Click the image above to view the EB5AN TEA map
How to Get a TEA Letter: Step-by-Step Instructions
United States Citizenship and Immigration Services (USCIS) defines a targeted employment area (TEA) as a high-unemployment or rural area. The minimum qualifying EB-5 investment within either a high-unemployment area or rural area is currently $500,000.
A TEA is an area that, at the time of EB-5 investment, is a rural area or an area experiencing unemployment of at least 150% of the national average rate. In other words, if the national average unemployment rate is 5.32%, the minimum qualifying threshold for EB-5 projects in high-unemployment areas is 7.98%.
Projects Located in Rural Areas
A rural area is any area outside a metropolitan statistical area as designated by the Office of Management and Budget or outside the boundary of any city or town having a population of 20,000 or more according to the most recent decennial census. If your project is located in a rural area, it automatically qualifies as a TEA and you can get in touch with the correct state agency to request an official EB-5 TEA approval letter.
Projects Located in High-Unemployment Areas
Most EB-5 projects are not located within rural areas but are located in high-unemployment areas. Even if your project is not located in a rural area, it may still qualify as a high-unemployment area with a combined unemployment rate that is 150% of the national average rate.
The first step is to determine the census tract the potential EB-5 regional center project is located in. For this, you need the exact address of the project location. Enter the EB-5 project address into the EB5AN TEA map to determine in which census tract your project is located. The map will indicate whether the specific tract your project is located in automatically qualifies as a TEA.
If your project is located in a census tract that automatically qualifies as a TEA, all you need to do is contact the correct state agency with your project’s address and formally request a TEA letter.
Combining Census Tracts to Form a Targeted Employment Area
If your project is not located in a census tract that automatically qualifies as a TEA, try combining surrounding, contiguous census tracts to see if a combination of census tracts together results in the required level of unemployment to qualify as a TEA. This method of combining census tracts is approved, although some states limit the number of tracts that can be combined to form a TEA.

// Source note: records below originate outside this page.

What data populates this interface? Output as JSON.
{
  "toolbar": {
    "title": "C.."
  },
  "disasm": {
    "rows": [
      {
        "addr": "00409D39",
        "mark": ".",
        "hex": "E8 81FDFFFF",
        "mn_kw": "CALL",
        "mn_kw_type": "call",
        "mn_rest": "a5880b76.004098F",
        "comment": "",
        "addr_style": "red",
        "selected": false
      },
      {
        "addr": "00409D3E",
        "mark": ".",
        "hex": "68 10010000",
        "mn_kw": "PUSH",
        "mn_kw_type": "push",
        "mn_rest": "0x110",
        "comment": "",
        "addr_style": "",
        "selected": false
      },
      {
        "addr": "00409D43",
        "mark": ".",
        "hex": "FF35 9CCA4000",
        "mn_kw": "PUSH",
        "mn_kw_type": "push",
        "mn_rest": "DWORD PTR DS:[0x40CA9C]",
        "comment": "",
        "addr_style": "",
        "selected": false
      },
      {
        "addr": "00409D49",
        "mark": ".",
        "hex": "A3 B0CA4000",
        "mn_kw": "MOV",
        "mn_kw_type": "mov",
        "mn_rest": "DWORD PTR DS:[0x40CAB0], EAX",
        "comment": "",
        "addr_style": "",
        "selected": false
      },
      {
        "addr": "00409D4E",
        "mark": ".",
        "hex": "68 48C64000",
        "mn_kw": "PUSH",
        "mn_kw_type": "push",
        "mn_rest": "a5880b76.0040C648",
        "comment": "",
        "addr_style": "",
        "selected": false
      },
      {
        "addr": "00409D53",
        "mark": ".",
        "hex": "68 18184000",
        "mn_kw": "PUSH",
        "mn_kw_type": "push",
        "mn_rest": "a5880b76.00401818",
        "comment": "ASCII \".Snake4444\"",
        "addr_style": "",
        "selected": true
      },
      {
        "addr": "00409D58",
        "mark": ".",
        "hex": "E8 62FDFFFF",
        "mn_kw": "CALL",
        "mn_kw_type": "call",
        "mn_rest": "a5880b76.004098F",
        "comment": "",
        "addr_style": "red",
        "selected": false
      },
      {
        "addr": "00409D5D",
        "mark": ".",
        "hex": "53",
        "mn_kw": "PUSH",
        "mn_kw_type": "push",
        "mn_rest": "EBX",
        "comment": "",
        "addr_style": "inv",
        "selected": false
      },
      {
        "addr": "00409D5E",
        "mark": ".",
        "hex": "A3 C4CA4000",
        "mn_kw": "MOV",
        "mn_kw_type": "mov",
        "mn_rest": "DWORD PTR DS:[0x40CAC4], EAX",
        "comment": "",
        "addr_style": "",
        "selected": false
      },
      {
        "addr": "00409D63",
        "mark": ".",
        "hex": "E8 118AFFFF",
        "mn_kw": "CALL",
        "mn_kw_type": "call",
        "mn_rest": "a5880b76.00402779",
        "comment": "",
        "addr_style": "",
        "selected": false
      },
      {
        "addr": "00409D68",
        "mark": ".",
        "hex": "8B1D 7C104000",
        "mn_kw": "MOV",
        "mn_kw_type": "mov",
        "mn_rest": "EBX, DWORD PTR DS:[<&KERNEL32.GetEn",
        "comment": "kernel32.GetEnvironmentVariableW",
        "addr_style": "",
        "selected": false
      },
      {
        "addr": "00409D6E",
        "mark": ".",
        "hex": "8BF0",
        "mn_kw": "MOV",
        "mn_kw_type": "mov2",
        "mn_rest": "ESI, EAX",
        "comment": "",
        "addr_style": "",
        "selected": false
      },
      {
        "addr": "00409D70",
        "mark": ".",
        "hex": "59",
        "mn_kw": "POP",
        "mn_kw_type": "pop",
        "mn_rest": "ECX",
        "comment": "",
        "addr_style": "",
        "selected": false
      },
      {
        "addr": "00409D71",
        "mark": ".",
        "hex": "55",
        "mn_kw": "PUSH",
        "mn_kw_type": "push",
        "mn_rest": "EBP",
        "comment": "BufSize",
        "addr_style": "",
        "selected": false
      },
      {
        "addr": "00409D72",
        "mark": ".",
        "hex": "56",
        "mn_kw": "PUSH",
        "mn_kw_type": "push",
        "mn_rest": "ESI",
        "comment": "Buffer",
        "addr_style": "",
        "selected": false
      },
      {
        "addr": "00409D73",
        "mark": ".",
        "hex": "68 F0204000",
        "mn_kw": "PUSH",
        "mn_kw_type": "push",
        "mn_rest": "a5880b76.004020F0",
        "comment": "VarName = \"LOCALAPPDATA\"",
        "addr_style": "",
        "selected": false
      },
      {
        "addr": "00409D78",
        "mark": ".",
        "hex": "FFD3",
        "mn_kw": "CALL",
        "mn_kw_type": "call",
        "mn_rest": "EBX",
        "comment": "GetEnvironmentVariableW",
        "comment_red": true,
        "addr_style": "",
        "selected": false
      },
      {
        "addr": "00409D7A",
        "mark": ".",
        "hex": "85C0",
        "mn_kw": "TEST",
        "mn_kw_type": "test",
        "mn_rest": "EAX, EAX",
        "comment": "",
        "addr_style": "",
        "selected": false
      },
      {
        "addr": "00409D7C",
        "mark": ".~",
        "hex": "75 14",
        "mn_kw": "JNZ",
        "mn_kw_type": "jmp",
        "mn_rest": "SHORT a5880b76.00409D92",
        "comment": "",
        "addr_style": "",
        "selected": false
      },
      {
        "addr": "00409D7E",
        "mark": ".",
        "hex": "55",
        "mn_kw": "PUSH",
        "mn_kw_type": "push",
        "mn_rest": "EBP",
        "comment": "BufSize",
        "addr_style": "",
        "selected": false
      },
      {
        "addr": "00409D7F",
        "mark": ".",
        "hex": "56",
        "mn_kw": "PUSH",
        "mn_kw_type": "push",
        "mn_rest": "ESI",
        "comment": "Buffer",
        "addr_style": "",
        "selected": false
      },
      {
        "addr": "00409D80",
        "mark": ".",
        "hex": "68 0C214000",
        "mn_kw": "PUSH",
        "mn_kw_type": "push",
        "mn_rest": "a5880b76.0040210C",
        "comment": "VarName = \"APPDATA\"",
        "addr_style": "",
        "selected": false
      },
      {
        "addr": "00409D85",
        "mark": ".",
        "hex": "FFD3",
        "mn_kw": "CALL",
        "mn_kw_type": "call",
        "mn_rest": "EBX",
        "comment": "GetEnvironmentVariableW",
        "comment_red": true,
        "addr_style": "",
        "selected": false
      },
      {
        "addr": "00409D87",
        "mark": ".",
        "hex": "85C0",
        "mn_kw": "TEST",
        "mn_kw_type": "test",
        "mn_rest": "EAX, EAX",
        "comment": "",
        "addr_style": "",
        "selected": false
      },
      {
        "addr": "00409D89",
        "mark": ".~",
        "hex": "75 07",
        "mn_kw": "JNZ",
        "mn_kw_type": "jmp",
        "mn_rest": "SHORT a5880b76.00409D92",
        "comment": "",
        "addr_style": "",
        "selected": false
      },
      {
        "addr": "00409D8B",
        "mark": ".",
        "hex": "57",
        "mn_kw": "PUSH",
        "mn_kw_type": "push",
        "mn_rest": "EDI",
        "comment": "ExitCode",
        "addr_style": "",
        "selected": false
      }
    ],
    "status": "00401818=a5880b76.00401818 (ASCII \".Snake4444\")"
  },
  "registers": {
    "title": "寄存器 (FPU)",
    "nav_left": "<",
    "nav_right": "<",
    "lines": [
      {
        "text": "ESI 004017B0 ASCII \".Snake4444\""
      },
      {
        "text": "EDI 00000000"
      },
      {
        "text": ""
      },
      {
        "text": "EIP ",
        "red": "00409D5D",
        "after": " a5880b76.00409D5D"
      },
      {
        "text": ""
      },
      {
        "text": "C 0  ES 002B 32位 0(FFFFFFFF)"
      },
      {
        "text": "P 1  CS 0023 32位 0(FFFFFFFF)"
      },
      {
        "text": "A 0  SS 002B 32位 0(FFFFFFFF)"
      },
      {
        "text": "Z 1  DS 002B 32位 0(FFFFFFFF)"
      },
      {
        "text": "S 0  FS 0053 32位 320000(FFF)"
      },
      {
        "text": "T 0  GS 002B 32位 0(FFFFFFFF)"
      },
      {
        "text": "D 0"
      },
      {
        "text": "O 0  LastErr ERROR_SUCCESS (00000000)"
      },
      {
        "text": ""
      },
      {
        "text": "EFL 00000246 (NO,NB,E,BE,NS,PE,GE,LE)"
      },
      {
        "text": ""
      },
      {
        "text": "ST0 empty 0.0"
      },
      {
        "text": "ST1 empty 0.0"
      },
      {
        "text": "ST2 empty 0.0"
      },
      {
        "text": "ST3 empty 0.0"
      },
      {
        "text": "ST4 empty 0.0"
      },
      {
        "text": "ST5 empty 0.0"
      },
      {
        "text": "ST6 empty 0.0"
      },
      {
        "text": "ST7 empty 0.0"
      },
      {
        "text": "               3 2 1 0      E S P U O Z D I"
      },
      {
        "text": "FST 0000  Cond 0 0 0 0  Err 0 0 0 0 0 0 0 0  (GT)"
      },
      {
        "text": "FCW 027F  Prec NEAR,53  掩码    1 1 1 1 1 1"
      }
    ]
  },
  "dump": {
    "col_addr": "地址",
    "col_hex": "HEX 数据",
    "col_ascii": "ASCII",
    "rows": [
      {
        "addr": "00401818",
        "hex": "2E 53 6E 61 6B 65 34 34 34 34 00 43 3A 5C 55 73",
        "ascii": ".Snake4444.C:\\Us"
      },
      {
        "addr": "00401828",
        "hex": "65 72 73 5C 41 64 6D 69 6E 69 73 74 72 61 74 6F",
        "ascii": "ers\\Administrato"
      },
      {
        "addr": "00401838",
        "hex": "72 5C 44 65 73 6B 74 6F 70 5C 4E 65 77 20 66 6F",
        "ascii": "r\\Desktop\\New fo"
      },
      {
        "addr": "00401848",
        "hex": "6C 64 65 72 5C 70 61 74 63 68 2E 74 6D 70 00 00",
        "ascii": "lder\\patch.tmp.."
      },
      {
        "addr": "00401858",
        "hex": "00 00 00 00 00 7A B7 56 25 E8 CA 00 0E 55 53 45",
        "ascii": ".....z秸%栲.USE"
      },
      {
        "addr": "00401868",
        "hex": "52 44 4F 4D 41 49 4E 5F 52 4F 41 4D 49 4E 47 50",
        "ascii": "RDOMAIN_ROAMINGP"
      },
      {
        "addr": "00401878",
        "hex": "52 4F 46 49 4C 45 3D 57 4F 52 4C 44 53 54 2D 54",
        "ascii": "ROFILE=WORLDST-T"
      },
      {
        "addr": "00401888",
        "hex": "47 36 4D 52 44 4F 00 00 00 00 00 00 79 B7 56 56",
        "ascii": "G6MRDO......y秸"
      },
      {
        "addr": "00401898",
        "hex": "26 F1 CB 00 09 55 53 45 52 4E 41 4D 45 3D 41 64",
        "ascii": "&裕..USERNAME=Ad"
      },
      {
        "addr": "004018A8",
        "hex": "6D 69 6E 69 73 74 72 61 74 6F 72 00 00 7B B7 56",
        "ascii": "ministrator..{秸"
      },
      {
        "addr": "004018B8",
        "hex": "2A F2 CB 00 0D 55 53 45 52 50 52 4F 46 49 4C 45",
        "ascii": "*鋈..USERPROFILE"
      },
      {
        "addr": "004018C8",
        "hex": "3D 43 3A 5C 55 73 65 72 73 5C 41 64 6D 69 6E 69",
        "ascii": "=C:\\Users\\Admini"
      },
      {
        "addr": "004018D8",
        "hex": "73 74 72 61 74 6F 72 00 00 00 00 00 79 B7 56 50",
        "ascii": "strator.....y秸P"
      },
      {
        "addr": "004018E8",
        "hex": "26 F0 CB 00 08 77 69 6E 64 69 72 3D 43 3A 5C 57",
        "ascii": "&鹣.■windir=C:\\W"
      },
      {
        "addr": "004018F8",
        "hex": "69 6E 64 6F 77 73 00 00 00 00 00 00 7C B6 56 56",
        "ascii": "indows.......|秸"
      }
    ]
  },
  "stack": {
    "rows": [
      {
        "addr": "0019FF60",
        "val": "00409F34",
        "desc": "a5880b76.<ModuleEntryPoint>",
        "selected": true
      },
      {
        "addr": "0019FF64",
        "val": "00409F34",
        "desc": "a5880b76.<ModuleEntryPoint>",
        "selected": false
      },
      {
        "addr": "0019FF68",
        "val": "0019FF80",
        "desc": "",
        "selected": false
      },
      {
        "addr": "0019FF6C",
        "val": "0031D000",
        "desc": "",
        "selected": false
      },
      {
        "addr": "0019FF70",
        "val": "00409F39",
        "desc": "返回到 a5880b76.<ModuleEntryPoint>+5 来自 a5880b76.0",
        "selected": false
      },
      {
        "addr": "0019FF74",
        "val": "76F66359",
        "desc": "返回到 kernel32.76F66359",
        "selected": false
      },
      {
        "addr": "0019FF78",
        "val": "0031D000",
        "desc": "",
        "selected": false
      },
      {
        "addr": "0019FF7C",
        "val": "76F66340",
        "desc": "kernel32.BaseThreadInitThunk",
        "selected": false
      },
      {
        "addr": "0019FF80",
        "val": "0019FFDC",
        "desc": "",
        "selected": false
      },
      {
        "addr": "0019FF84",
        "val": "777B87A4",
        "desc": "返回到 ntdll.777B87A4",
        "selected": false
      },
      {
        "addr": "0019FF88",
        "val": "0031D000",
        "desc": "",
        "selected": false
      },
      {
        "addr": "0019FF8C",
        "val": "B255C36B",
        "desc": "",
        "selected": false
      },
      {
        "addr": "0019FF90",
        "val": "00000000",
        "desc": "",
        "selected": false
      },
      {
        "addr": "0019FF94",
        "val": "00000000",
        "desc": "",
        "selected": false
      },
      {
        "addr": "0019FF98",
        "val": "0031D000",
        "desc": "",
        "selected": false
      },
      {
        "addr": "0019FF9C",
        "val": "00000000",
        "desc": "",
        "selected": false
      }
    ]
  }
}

If you believe your project may qualify using the census tract combination method, you can contact the correct state agency directly with a list of selected census tracts that result in the required unemployment rate and see if it will be approved. Success is not guaranteed, but most of our TEA letter requests have been approved.
Dealing with State Agencies when Applying for Targeted Employment Area Designation
Although state agencies are subject to the same federal EB-5 rules, their processes and procedures differ. Some state agencies allow a petitioner to submit their own calculated request for a TEA letter if it does not automatically qualify in the exact census tract or as a rural area and will help the petitioner to determine if the location may be approved using the census tract combination method.
However, the number of census tracts that can be combined for a specific project varies across agencies. Some states, such as California, set a specific number of census tracts that can be combined; California limits this to 12 census tracts. Other states, such as Florida and Pennsylvania, are much more flexible, and we have helped clients obtain TEA letters for regions with more than 60 combined census tracts.